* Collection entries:

....

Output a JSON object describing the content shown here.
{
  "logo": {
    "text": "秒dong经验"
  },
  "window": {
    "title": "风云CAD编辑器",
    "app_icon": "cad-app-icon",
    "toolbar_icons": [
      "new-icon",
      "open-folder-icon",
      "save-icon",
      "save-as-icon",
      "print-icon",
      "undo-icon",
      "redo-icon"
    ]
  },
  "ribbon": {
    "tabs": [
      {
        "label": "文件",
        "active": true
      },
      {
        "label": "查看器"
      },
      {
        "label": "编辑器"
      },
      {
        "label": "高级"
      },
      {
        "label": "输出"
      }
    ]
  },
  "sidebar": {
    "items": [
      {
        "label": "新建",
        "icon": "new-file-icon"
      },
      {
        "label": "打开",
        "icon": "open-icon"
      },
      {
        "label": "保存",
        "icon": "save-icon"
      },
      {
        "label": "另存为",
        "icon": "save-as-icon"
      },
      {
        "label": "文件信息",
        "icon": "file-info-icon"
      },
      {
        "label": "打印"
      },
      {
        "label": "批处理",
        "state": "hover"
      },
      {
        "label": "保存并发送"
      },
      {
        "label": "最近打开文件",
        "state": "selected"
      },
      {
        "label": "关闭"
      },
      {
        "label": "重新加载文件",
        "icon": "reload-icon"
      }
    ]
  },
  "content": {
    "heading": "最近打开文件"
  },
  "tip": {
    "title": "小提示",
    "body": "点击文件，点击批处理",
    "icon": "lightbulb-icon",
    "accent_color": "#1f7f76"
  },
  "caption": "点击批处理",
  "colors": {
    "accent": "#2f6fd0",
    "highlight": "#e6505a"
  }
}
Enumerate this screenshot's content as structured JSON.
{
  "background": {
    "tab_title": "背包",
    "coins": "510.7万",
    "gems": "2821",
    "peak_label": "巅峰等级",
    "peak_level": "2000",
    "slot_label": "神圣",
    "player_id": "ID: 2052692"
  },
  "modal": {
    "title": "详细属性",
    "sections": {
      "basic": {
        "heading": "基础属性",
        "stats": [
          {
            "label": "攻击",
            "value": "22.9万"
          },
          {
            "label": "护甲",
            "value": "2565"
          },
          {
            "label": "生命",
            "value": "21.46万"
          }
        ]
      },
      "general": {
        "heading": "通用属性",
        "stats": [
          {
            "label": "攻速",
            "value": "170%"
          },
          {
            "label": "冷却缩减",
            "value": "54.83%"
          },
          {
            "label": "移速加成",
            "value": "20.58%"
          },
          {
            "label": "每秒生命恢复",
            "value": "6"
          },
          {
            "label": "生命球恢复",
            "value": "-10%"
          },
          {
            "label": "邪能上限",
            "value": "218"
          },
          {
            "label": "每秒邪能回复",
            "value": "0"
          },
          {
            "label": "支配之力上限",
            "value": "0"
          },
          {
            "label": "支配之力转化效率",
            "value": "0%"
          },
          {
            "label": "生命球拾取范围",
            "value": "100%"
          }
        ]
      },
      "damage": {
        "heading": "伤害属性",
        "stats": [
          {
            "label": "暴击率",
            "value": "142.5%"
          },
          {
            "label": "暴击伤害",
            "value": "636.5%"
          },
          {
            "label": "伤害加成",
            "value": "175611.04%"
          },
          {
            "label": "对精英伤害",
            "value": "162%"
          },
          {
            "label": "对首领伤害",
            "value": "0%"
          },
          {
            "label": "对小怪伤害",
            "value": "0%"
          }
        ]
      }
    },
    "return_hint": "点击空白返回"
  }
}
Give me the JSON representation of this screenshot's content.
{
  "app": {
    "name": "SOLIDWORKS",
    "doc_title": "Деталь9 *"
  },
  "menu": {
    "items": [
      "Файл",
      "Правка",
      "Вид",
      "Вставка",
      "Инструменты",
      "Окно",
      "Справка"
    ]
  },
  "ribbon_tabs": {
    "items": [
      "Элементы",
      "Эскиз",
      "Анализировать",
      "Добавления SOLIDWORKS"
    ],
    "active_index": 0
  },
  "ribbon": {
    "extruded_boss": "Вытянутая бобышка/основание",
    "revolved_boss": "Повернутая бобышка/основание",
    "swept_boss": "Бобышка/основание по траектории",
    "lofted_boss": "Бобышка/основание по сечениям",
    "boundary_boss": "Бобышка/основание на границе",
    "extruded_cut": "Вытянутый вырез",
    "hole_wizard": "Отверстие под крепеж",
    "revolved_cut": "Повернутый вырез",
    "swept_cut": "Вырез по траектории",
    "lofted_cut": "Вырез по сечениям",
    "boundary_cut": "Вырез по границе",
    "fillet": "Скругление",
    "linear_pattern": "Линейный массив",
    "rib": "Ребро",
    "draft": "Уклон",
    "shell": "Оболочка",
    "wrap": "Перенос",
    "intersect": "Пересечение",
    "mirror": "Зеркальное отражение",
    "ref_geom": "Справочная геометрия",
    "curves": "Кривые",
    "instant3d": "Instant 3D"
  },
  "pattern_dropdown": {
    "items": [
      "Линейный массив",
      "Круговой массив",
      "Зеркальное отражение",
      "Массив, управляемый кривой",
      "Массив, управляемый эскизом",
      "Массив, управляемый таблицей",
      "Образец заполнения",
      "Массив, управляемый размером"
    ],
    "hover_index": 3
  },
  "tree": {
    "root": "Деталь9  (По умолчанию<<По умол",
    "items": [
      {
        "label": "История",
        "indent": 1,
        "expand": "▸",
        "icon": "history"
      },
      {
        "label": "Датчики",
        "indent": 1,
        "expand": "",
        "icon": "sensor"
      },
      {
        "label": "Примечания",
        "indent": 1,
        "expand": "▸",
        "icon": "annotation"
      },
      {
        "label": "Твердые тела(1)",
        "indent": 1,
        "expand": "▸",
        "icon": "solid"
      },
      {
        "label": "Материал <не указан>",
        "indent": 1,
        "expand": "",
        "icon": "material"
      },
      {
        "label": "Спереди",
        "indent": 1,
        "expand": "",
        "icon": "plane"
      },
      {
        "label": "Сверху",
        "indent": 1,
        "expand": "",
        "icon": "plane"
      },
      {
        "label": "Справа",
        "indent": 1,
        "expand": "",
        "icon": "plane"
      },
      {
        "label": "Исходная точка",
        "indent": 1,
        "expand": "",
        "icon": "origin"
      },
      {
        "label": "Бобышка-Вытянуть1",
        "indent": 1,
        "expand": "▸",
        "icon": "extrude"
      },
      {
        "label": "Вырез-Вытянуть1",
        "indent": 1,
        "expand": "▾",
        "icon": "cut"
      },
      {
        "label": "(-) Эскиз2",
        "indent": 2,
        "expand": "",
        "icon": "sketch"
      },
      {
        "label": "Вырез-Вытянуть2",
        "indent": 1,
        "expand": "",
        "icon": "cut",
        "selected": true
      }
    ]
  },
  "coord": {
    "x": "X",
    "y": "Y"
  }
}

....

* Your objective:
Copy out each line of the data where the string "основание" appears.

* Answer area:
    "extruded_boss": "Вытянутая бобышка/основание",
    "revolved_boss": "Повернутая бобышка/основание",
    "swept_boss": "Бобышка/основание по траектории",
    "lofted_boss": "Бобышка/основание по сечениям",
    "boundary_boss": "Бобышка/основание на границе",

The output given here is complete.